=== Listed entries ===
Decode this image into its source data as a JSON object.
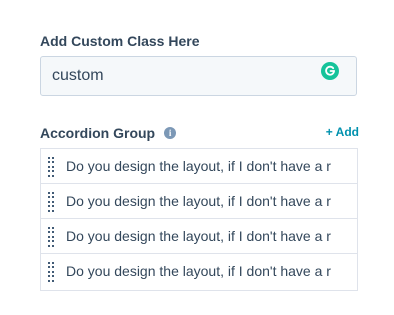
{
  "custom_class": {
    "label": "Add Custom Class Here",
    "value": "custom"
  },
  "grammarly_icon": "grammarly-g",
  "accordion": {
    "label": "Accordion Group",
    "info_icon": "i",
    "add_label": "+ Add",
    "items": [
      "Do you design the layout, if I don't have a r",
      "Do you design the layout, if I don't have a r",
      "Do you design the layout, if I don't have a r",
      "Do you design the layout, if I don't have a r"
    ]
  },
  "colors": {
    "accent": "#0091ae",
    "text": "#33475b",
    "grammarly": "#15c39a"
  }
}
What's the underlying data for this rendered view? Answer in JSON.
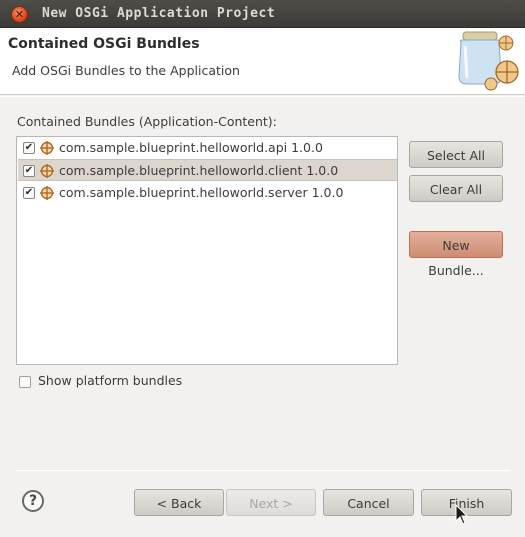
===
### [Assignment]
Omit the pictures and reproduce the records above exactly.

### [Reply to the task]
Decode this image into its source data as a JSON object.
{
  "custom_class": {
    "label": "Add Custom Class Here",
    "value": "custom"
  },
  "grammarly_icon": "grammarly-g",
  "accordion": {
    "label": "Accordion Group",
    "info_icon": "i",
    "add_label": "+ Add",
    "items": [
      "Do you design the layout, if I don't have a r",
      "Do you design the layout, if I don't have a r",
      "Do you design the layout, if I don't have a r",
      "Do you design the layout, if I don't have a r"
    ]
  },
  "colors": {
    "accent": "#0091ae",
    "text": "#33475b",
    "grammarly": "#15c39a"
  }
}
What's the underlying data for this rendered view? Answer in JSON.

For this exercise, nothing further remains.